NCEA Level 3 caters for a broad range of candidate achievement, and is set at Level 3 on the New Zealand Qualifications Framework.
NCEA Level 3 has wide international recognition. For details, including project reports, see specific country requirements for the recognition of NCEA overseas.
There are two types of standards, achievement standards and unit standards,which carry grades ranging from (N) Not Achieved, (A) Achieved, M (Achieved with Merit), and E (Achieved with Excellence).
Achievement standards assess the subject achievement objectives in the New Zealand Curriculum and Te Marautanga o Aotearoa, and may be either internally or externally assessed.
Unit standards generally relate to industry training and other non-curriculum-based learning areas. All unit standards are internally assessed.
NCEA assessment is standards-based, with some standards internally assessed and some externally assessed. Credits are awarded for each successful result in a standard, which contribute towards qualifications. External assessment occurs under a national examinations system. In most subjects, students sit an examination at the end of the school year, which covers the externally assessed standards.
Examinations are written and marked by teachers contracted to NZQA for that purpose. All candidates for a subject will sit the examination at the same time, wherever they are. All their work will be marked to the same standard.
Achievement of NCEA Level 3 is based on the results obtained in the examinations and through internal assessment in all subjects studied and assessed during the school year.
Credits gained at one level can be used for (or count towards) more than one NCEA certificate. They may also be used towards other qualifications. Many schools allow students to study a mix of standards at different levels, depending on their ability.
Students typically study five subjects for NCEA Level 3.
A year’s work in a typical school subject is assessed by approximately 18 to 24 credits, and generally requires 180 to 240 guided learning hours (based on the notional learning time expected for students to meet the outcomes in the standards that make up the subject). One credit represents a notional ten hours of learning, practice, and assessment time.

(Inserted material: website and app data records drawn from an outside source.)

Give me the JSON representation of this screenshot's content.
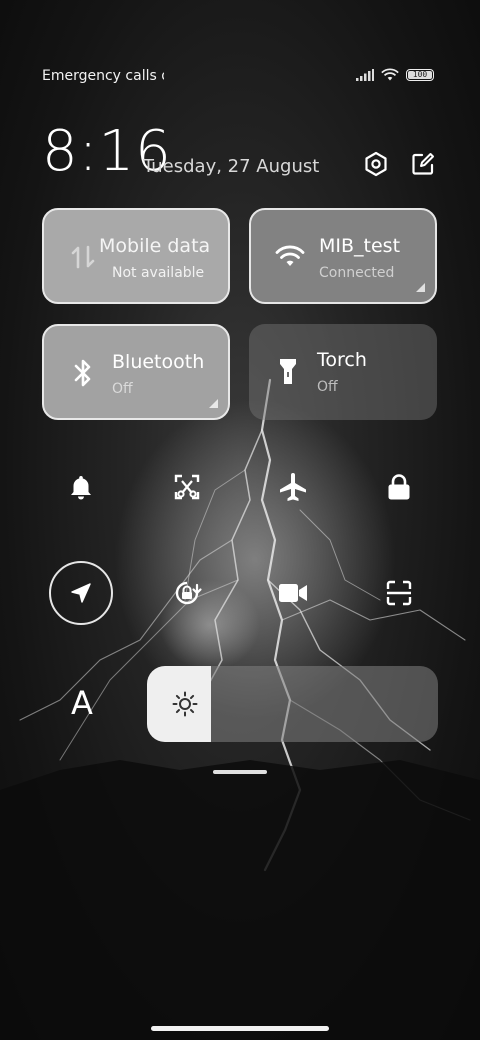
{
  "status_bar": {
    "carrier_text": "Emergency calls o",
    "battery_level": "100"
  },
  "header": {
    "time": "8:16",
    "date": "Tuesday, 27 August",
    "settings_icon": "hexagon-settings-icon",
    "edit_icon": "edit-icon"
  },
  "tiles": {
    "mobile_data": {
      "title": "Mobile data",
      "status": "Not available",
      "icon": "mobile-data-arrows-icon"
    },
    "wifi": {
      "title": "MIB_test",
      "status": "Connected",
      "icon": "wifi-icon"
    },
    "bluetooth": {
      "title": "Bluetooth",
      "status": "Off",
      "icon": "bluetooth-icon"
    },
    "torch": {
      "title": "Torch",
      "status": "Off",
      "icon": "torch-icon"
    }
  },
  "toggles": [
    {
      "name": "bell-icon",
      "active": false
    },
    {
      "name": "screenshot-icon",
      "active": false
    },
    {
      "name": "airplane-mode-icon",
      "active": false
    },
    {
      "name": "lock-icon",
      "active": false
    },
    {
      "name": "location-icon",
      "active": true
    },
    {
      "name": "auto-rotate-icon",
      "active": false
    },
    {
      "name": "screen-recorder-icon",
      "active": false
    },
    {
      "name": "scanner-icon",
      "active": false
    }
  ],
  "font_size_label": "A",
  "brightness": {
    "level": 0.22
  },
  "colors": {
    "tile_active_border": "#e8e8e8",
    "tile_inactive": "#787878"
  }
}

This qualification does not currently attract UCAS Tariff points.
NCEA Level 3 is comparable to the United Kingdom GCE A level (refer to field 4 above).
End of year examinations take place over three to four weeks commencing in early November. NCEA results are released online in mid-January annually.
This qualification is current.
NZQA issues the certificates for NCEA Levels 1, 2, and 3.
NZQA publishes annual secondary school statistics, including results for NCEA, University Entrance, literacy and numeracy requirements, NCEA certificate endorsements, course endorsements, and New Zealand Scholarship.
Subjects are made up of standards. A complete picture of the distribution of results for all subjects that can count towards NCEA Level 3 and university entrance can be found in the secondary school statistics consolidated files.
NCEA endorsements recognise higher levels of performance by students. NCEA certificates and courses can be endorsed with Merit and Excellence.
Certificate endorsement at NCEA Level 3 enables students who gain 50 credits with Excellence at Level 3, to gain a certificate endorsed with Excellence. Candidates who gain 50 credits with Merit or Excellence at Level 3, can gain a certificate endorsed with Merit.
Course endorsement enables students to gain Excellence and Merit endorsement in individual courses (subjects). Students receive an Excellence endorsement for a course if they gain 14 credits at Excellence level, while students gaining 14 credits at Merit (or Merit and Excellence) will gain a Merit endorsement. To ensure students are capable of performing well in both modes of assessment, at least three of the 14 credits must be from internally assessed standards, and three from externally assessed standards.
More information on certificate endorsement (NCEA qualification endorsement statistics) can also be found at secondary school statistics consolidated files.